Due to take effect in January 2021, the plans would make it impossible for hospitality businesses to secure EU migrants for entry-level waiting and cooking roles, as well as kitchen porters and baristas.
Proposals revealed by the Government yesterday (18 February) show that it intends to end ‘low-skilled’ migration from the EU once the UK leaves the bloc at the end of the year.
In its place, the Government plans to introduce a points-based system for ‘skilled’ workers wishing to come and work in the UK, which will include a minimum salary threshold of £25,600.
Those earning less than £25,600, but more than £20,480, would still be able to apply for a visa if it was to work in a “specific shortage occupation” role; while anyone earning less than £20,480 would not be able to take a job in the country.
With the majority of hospitality businesses heavily reliant on EU migrants for such roles, the new rules look likely to cause an unprecedented recruitment challenge.
In 2017 Pret A Manger said just one in 50 people who applied for a job in its cafes was British, and 65% of its workforce originated from EU countries outside the UK. Pret declined to comment on the new immigration proposals today, as did a number of other large hospitality businesses.
Others have expressed sadness and concern. “We were shocked and saddened by the news which seems particularly short sighted after Brexit and causes yet another unnecessary obstacle to engaging and harnessing the huge talent we have always enjoyed from Europe and which has helped us to shape and grow our businesses, alongside our UK workforce," says Zuleika Fennell, managing director at London-centric restaurant group Corbin & King.
"Worse still, we feel that the immigration restrictions continue to endorse the widely held misconception about the hospitality industry (the UK’s third largest private sector employer) being low skilled, poorly paid and not capable of attracting the “brightest and best” something which Corbin & King has always challenged and refuted.”
UKHospitality CEO Kate Nicholls says ruling out a temporary, ‘low-skilled’ route for migration in 10-months time will be disastrous for the sector.
“Business must be given time to adapt,” she says.
“These proposals will cut off future growth and expansion and deter investment in Britain’s high streets.
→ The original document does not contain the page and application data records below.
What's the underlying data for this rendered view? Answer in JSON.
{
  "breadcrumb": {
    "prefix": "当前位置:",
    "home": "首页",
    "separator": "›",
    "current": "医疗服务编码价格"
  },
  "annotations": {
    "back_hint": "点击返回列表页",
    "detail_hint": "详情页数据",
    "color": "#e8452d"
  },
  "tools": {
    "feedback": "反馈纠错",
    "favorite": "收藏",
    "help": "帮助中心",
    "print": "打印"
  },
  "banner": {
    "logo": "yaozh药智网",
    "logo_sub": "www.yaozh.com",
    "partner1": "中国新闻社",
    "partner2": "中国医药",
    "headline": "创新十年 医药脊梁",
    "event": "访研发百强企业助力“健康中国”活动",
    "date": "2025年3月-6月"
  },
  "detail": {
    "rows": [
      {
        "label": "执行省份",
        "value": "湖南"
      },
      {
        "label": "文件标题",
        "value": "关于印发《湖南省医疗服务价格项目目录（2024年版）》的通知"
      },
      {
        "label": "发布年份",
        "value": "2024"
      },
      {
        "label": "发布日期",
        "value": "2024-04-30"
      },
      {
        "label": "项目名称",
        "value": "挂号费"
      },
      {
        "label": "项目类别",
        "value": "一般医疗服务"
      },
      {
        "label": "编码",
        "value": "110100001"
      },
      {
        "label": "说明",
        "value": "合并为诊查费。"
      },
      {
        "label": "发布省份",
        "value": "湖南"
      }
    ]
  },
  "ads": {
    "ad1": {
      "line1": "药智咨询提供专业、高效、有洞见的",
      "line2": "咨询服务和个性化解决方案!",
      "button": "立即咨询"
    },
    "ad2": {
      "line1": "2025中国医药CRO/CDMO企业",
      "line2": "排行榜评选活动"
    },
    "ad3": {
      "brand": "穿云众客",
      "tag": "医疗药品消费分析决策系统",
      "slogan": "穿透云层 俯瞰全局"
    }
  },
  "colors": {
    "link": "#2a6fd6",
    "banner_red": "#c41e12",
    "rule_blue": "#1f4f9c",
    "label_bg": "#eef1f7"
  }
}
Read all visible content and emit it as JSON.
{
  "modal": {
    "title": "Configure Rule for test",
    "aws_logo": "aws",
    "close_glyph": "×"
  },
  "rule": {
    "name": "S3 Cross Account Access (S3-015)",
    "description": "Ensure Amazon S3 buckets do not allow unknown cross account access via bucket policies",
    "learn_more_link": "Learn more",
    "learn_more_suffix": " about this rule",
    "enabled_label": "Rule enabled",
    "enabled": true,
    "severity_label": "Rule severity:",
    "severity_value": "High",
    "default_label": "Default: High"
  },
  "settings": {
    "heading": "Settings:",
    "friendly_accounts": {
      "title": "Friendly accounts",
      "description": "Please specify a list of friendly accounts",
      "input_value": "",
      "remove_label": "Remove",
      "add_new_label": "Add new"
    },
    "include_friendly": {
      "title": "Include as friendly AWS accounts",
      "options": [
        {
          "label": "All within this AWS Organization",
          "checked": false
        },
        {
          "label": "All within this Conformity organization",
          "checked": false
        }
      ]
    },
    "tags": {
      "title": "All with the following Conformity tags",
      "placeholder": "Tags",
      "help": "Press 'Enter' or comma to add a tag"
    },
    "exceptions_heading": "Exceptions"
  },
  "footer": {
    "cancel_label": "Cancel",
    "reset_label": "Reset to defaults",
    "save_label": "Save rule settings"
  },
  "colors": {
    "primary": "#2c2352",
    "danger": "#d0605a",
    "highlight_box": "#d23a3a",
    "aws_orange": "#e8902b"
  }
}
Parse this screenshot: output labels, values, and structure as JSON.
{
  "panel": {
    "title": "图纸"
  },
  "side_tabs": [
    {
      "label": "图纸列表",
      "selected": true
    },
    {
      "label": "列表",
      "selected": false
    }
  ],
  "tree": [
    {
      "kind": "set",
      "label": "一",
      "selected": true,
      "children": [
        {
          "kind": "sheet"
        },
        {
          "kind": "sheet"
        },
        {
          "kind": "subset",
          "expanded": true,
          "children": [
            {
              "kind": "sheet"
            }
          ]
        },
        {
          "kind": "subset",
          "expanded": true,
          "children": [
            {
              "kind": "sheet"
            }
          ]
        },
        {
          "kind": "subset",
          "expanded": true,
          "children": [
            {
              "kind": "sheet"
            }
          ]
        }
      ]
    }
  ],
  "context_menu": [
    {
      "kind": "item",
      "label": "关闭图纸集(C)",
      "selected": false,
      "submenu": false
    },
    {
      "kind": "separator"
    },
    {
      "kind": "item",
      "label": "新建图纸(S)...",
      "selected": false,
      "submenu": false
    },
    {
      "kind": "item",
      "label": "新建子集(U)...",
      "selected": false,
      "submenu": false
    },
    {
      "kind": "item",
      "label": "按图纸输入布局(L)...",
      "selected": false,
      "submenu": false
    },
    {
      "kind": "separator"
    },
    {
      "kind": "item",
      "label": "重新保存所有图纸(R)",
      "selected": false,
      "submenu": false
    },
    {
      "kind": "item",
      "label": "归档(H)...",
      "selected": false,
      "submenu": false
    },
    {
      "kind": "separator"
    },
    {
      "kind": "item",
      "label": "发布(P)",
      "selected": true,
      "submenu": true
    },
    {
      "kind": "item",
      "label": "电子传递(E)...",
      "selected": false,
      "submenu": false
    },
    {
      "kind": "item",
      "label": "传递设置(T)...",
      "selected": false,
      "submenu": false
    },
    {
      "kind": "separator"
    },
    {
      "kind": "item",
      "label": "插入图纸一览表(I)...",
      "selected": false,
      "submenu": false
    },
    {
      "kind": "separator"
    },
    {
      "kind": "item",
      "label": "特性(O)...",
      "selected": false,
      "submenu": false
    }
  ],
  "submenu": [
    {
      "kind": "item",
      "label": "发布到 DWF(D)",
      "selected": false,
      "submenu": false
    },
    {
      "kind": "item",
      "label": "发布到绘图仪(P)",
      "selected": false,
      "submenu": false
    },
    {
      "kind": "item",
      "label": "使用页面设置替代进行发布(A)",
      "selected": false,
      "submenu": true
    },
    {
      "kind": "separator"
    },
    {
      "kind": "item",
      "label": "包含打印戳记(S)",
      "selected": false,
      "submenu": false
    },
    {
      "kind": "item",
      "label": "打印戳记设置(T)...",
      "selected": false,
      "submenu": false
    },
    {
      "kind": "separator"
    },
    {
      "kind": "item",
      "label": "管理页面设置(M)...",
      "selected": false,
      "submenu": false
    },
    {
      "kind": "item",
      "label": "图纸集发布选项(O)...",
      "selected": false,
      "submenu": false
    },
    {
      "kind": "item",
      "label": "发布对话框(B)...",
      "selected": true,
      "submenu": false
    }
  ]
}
It will lead to reduced levels of service for customers and business closures.”
Under the proposals, the Government is urging employers to “move away” from relying on “cheap labour” from Europe, and instead invest in retaining staff and developing automation technology.
However, Nicholls says this is something the industry is already committed to.
“Hospitality is already facing an acute labour shortage, despite investing significantly in skills, training and increasing apprenticeships for the domestic workforce. We are facing record low levels of unemployment, a dip in young people entering the labour market and have the highest vacancy levels of any sector.
“We understand the Government’s desire to deliver on the referendum result and its aim of moving to a skills-based immigration system. We fully support the ambition to up-skill the domestic population and provide opportunities for people in every part of the UK. These proposals fail to deliver on the Government’s own objective of providing an immigration system which works for the UK’s economy and its people.”